⟨

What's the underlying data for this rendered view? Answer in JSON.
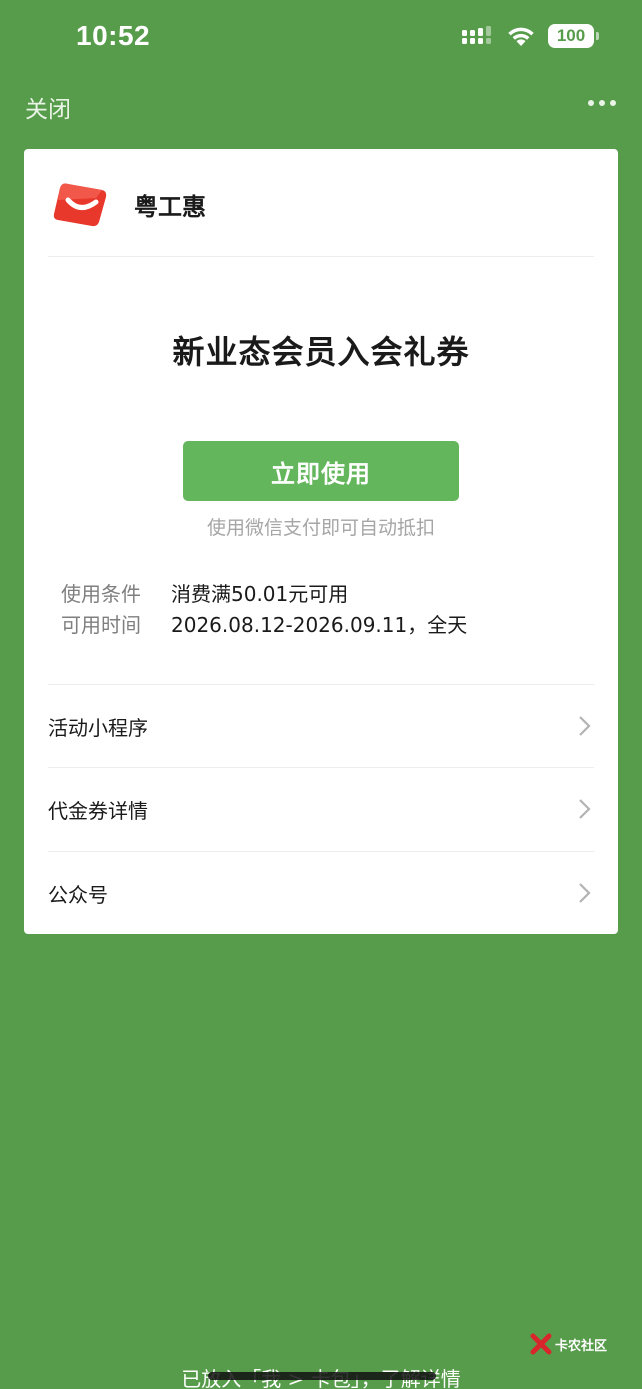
{
  "status_bar": {
    "time": "10:52",
    "battery": "100"
  },
  "nav": {
    "close_label": "关闭"
  },
  "merchant": {
    "name": "粤工惠"
  },
  "coupon": {
    "title": "新业态会员入会礼券",
    "use_button_label": "立即使用",
    "use_hint": "使用微信支付即可自动抵扣",
    "condition_label": "使用条件",
    "condition_value": "消费满50.01元可用",
    "time_label": "可用时间",
    "time_value": "2026.08.12-2026.09.11，全天"
  },
  "links": [
    {
      "label": "活动小程序"
    },
    {
      "label": "代金券详情"
    },
    {
      "label": "公众号"
    }
  ],
  "footer": {
    "hint": "已放入「我 > 卡包」，了解详情",
    "watermark": "卡农社区"
  },
  "colors": {
    "background": "#579c4b",
    "button": "#64b65c",
    "logo_red": "#e8382c"
  }
}
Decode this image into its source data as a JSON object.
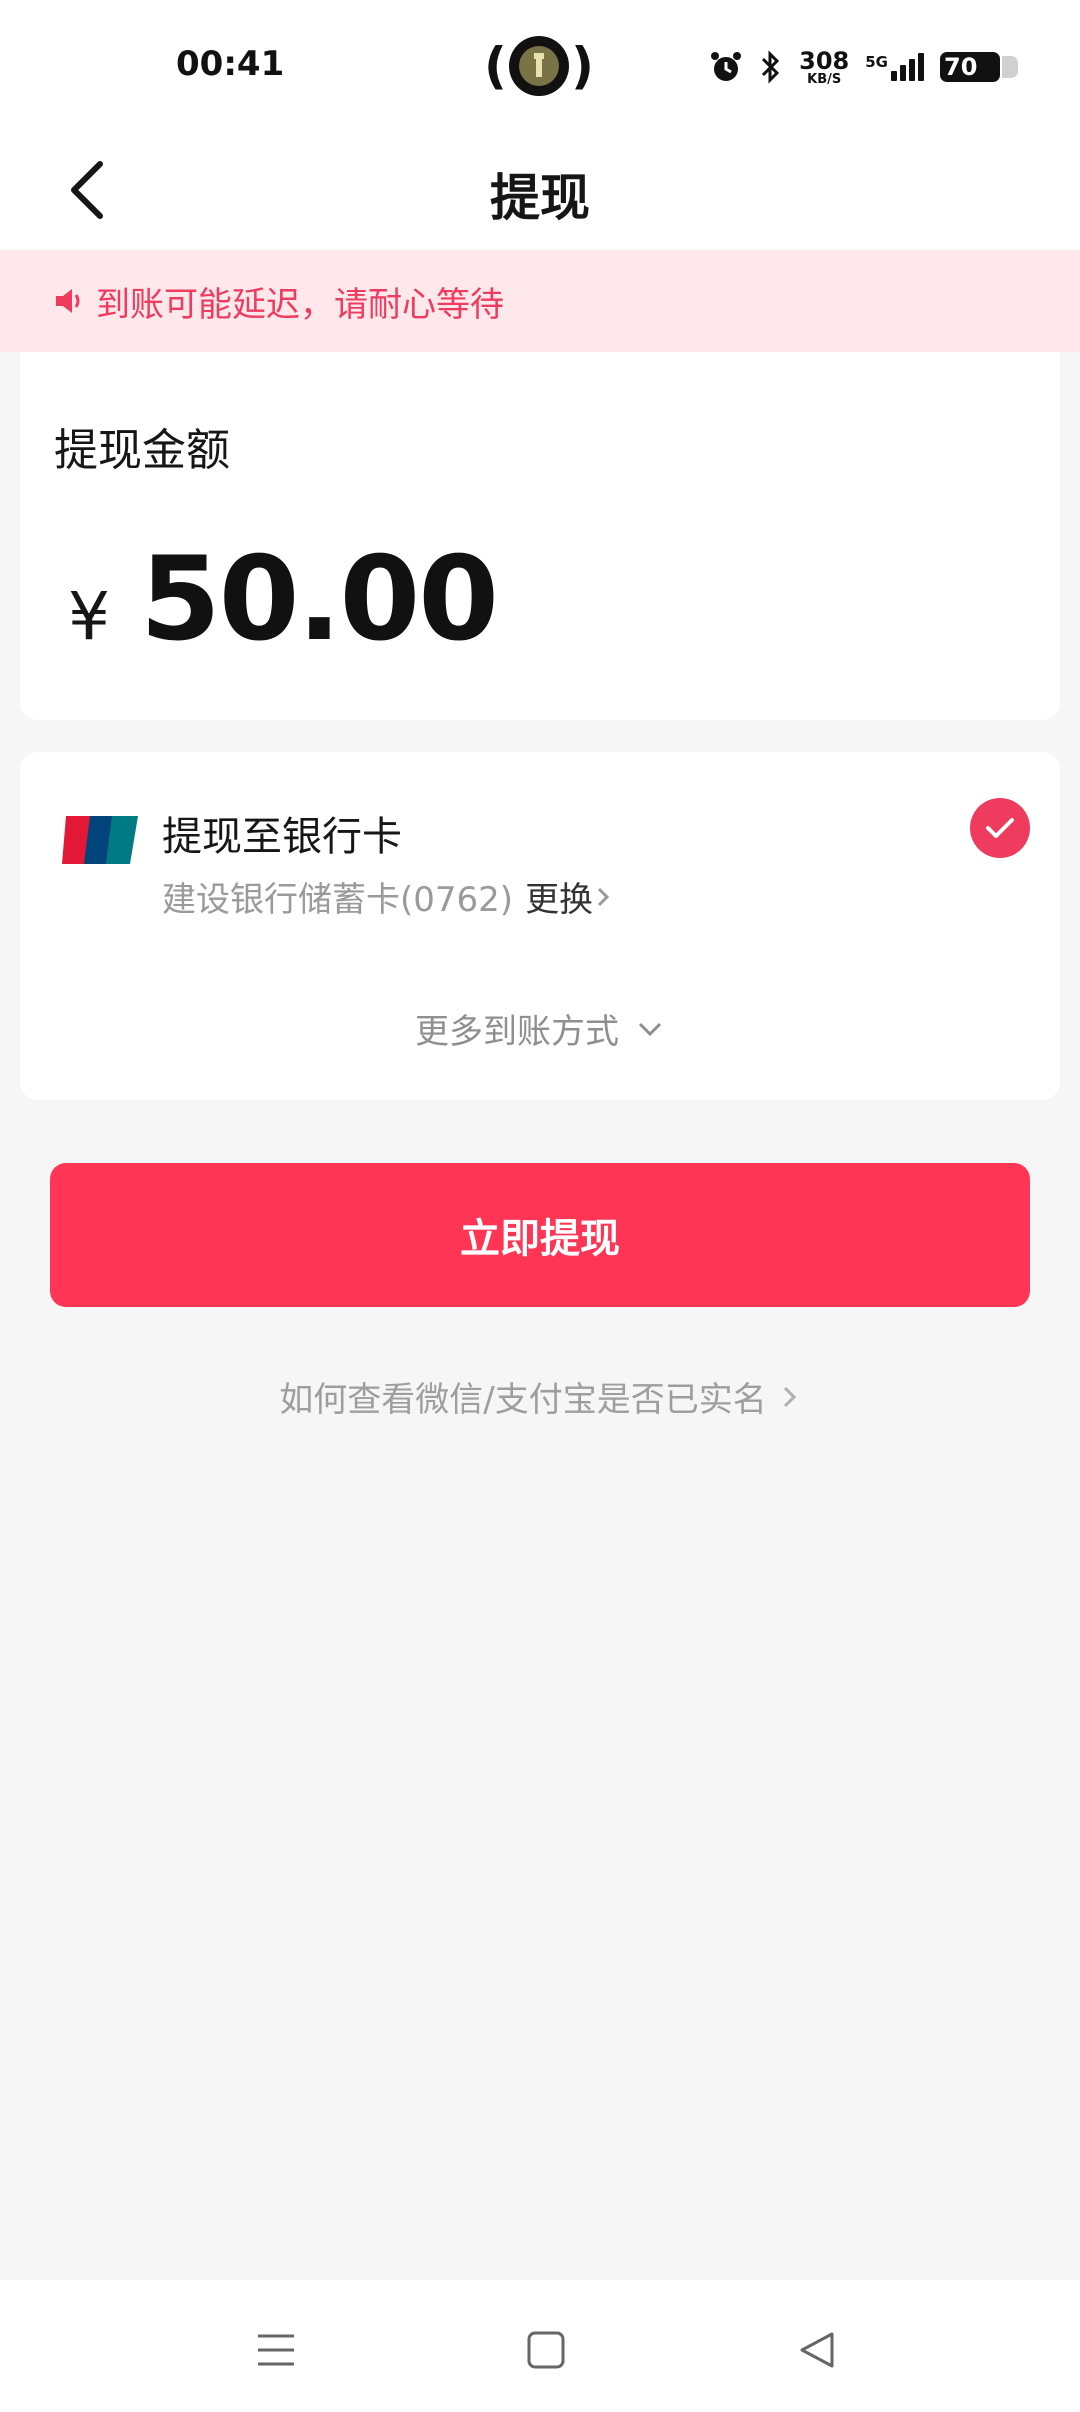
{
  "status_bar": {
    "time": "00:41",
    "network_speed": "308",
    "network_unit": "KB/S",
    "network_type": "5G",
    "battery": "70"
  },
  "header": {
    "title": "提现"
  },
  "notice": {
    "text": "到账可能延迟，请耐心等待"
  },
  "amount": {
    "label": "提现金额",
    "currency": "¥",
    "value": "50.00"
  },
  "method": {
    "title": "提现至银行卡",
    "card": "建设银行储蓄卡(0762)",
    "change_label": "更换",
    "more_label": "更多到账方式"
  },
  "actions": {
    "submit_label": "立即提现",
    "help_link": "如何查看微信/支付宝是否已实名"
  },
  "colors": {
    "accent": "#fe3555",
    "notice_bg": "#ffe8ec",
    "notice_text": "#ee3b5e"
  }
}
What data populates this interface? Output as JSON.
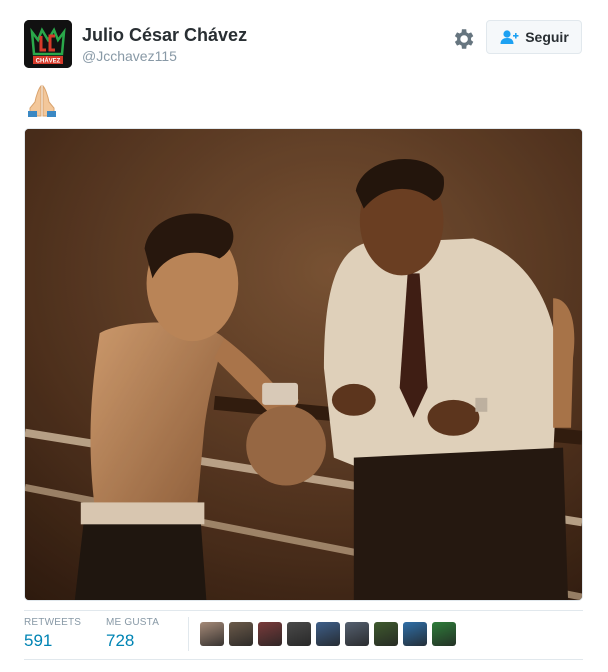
{
  "profile": {
    "name": "Julio César Chávez",
    "handle": "@Jcchavez115",
    "avatar_logo_text": "CHÁVEZ",
    "avatar_icon": "jcc-crown-logo"
  },
  "header": {
    "settings_icon": "gear-icon",
    "follow_label": "Seguir",
    "follow_icon": "add-user-icon"
  },
  "tweet": {
    "emoji": "🙏",
    "emoji_icon": "folded-hands-emoji"
  },
  "stats": {
    "retweets_label": "RETWEETS",
    "retweets_value": "591",
    "likes_label": "ME GUSTA",
    "likes_value": "728"
  },
  "likers": [
    {
      "color": "#a58a78"
    },
    {
      "color": "#6b5a4a"
    },
    {
      "color": "#7a3b3b"
    },
    {
      "color": "#4a4a4a"
    },
    {
      "color": "#3e5f8a"
    },
    {
      "color": "#556070"
    },
    {
      "color": "#3f5a2e"
    },
    {
      "color": "#2f6fa8"
    },
    {
      "color": "#2e7d3a"
    }
  ],
  "colors": {
    "link": "#0084b4",
    "muted": "#8899a6",
    "border": "#e1e8ed"
  }
}
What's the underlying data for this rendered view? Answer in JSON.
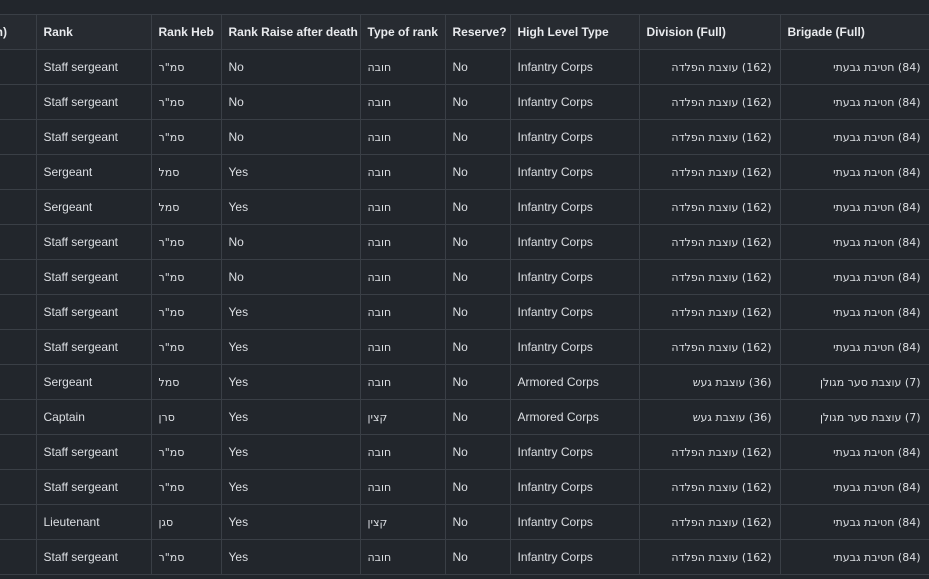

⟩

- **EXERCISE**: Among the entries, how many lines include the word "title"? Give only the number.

- **EXERCISE SOLUTION**: 3